### [About this exercise]
The finished copy should match every record exactly and contain no pictures.

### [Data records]
***
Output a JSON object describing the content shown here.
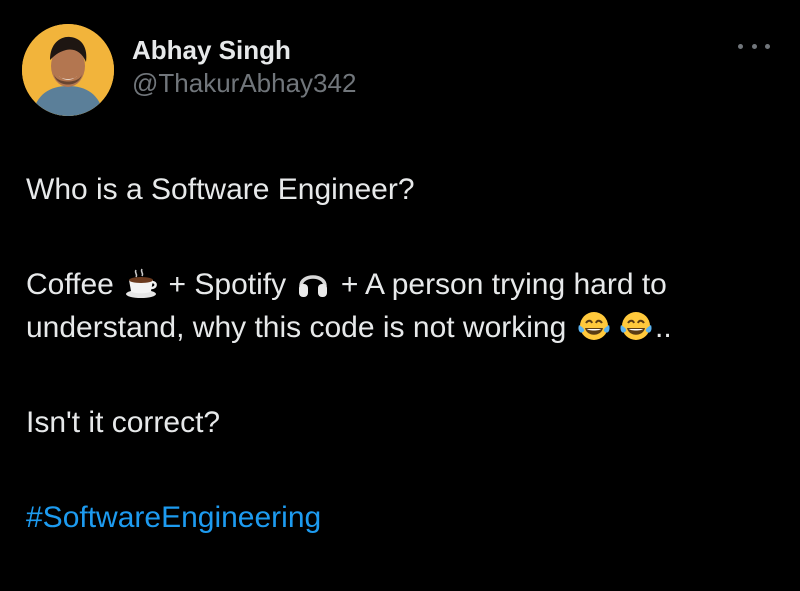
{
  "author": {
    "display_name": "Abhay Singh",
    "handle": "@ThakurAbhay342"
  },
  "tweet": {
    "line1": "Who is a Software Engineer?",
    "line2_a": "Coffee",
    "line2_b": "+ Spotify",
    "line2_c": "+ A person trying hard to",
    "line3_a": "understand, why this code is not working",
    "line3_b": "..",
    "line4": "Isn't it correct?",
    "hashtag": "#SoftwareEngineering"
  },
  "icons": {
    "more": "more-options-icon",
    "coffee": "coffee-emoji",
    "headphones": "headphones-emoji",
    "laugh": "tears-of-joy-emoji"
  },
  "colors": {
    "background": "#000000",
    "text": "#e7e9ea",
    "secondary": "#71767b",
    "accent": "#1d9bf0"
  }
}
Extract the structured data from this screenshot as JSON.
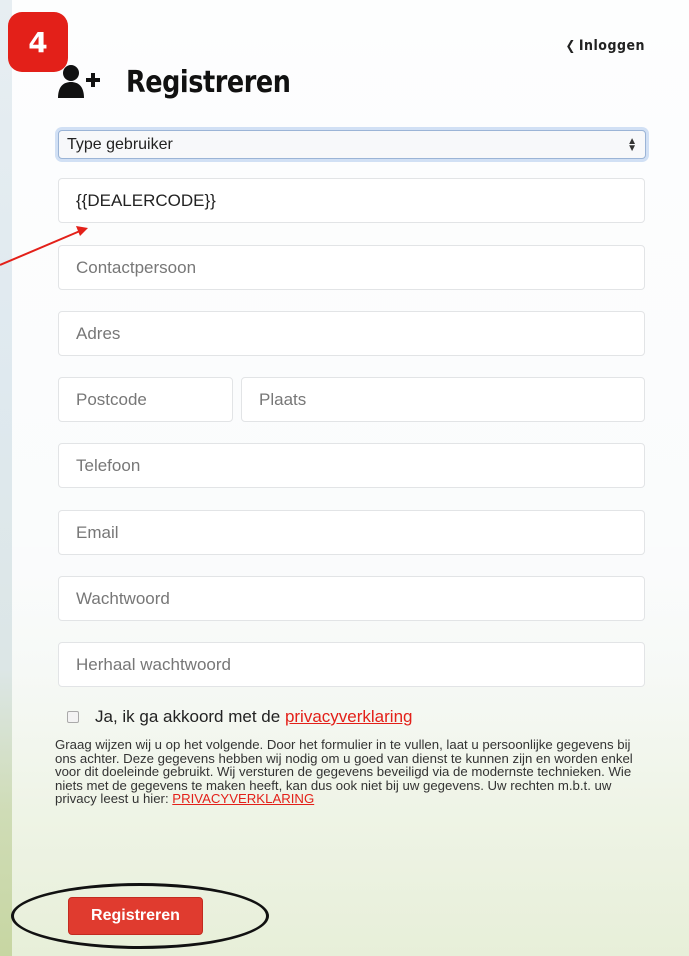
{
  "annotation": {
    "step_number": "4",
    "accent_color": "#e32019"
  },
  "header": {
    "login_link": "Inloggen",
    "title": "Registreren"
  },
  "form": {
    "user_type_select": {
      "selected": "Type gebruiker"
    },
    "fields": {
      "dealercode": {
        "value": "{{DEALERCODE}}"
      },
      "contactperson": {
        "placeholder": "Contactpersoon"
      },
      "address": {
        "placeholder": "Adres"
      },
      "postcode": {
        "placeholder": "Postcode"
      },
      "city": {
        "placeholder": "Plaats"
      },
      "phone": {
        "placeholder": "Telefoon"
      },
      "email": {
        "placeholder": "Email"
      },
      "password": {
        "placeholder": "Wachtwoord"
      },
      "password_repeat": {
        "placeholder": "Herhaal wachtwoord"
      }
    },
    "consent": {
      "checked": false,
      "label_prefix": "Ja, ik ga akkoord met de ",
      "link_text": "privacyverklaring"
    },
    "notice": {
      "text": "Graag wijzen wij u op het volgende. Door het formulier in te vullen, laat u persoonlijke gegevens bij ons achter. Deze gegevens hebben wij nodig om u goed van dienst te kunnen zijn en worden enkel voor dit doeleinde gebruikt. Wij versturen de gegevens beveiligd via de modernste technieken. Wie niets met de gegevens te maken heeft, kan dus ook niet bij uw gegevens. Uw rechten m.b.t. uw privacy leest u hier: ",
      "link_text": "PRIVACYVERKLARING"
    },
    "submit_label": "Registreren"
  }
}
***
### [Response to this task]
Output a JSON object describing the content shown here.
{
  "author": {
    "display_name": "Abhay Singh",
    "handle": "@ThakurAbhay342"
  },
  "tweet": {
    "line1": "Who is a Software Engineer?",
    "line2_a": "Coffee",
    "line2_b": "+ Spotify",
    "line2_c": "+ A person trying hard to",
    "line3_a": "understand, why this code is not working",
    "line3_b": "..",
    "line4": "Isn't it correct?",
    "hashtag": "#SoftwareEngineering"
  },
  "icons": {
    "more": "more-options-icon",
    "coffee": "coffee-emoji",
    "headphones": "headphones-emoji",
    "laugh": "tears-of-joy-emoji"
  },
  "colors": {
    "background": "#000000",
    "text": "#e7e9ea",
    "secondary": "#71767b",
    "accent": "#1d9bf0"
  }
}
Extract the structured data from this screenshot as JSON.
{
  "annotation": {
    "step_number": "4",
    "accent_color": "#e32019"
  },
  "header": {
    "login_link": "Inloggen",
    "title": "Registreren"
  },
  "form": {
    "user_type_select": {
      "selected": "Type gebruiker"
    },
    "fields": {
      "dealercode": {
        "value": "{{DEALERCODE}}"
      },
      "contactperson": {
        "placeholder": "Contactpersoon"
      },
      "address": {
        "placeholder": "Adres"
      },
      "postcode": {
        "placeholder": "Postcode"
      },
      "city": {
        "placeholder": "Plaats"
      },
      "phone": {
        "placeholder": "Telefoon"
      },
      "email": {
        "placeholder": "Email"
      },
      "password": {
        "placeholder": "Wachtwoord"
      },
      "password_repeat": {
        "placeholder": "Herhaal wachtwoord"
      }
    },
    "consent": {
      "checked": false,
      "label_prefix": "Ja, ik ga akkoord met de ",
      "link_text": "privacyverklaring"
    },
    "notice": {
      "text": "Graag wijzen wij u op het volgende. Door het formulier in te vullen, laat u persoonlijke gegevens bij ons achter. Deze gegevens hebben wij nodig om u goed van dienst te kunnen zijn en worden enkel voor dit doeleinde gebruikt. Wij versturen de gegevens beveiligd via de modernste technieken. Wie niets met de gegevens te maken heeft, kan dus ook niet bij uw gegevens. Uw rechten m.b.t. uw privacy leest u hier: ",
      "link_text": "PRIVACYVERKLARING"
    },
    "submit_label": "Registreren"
  }
}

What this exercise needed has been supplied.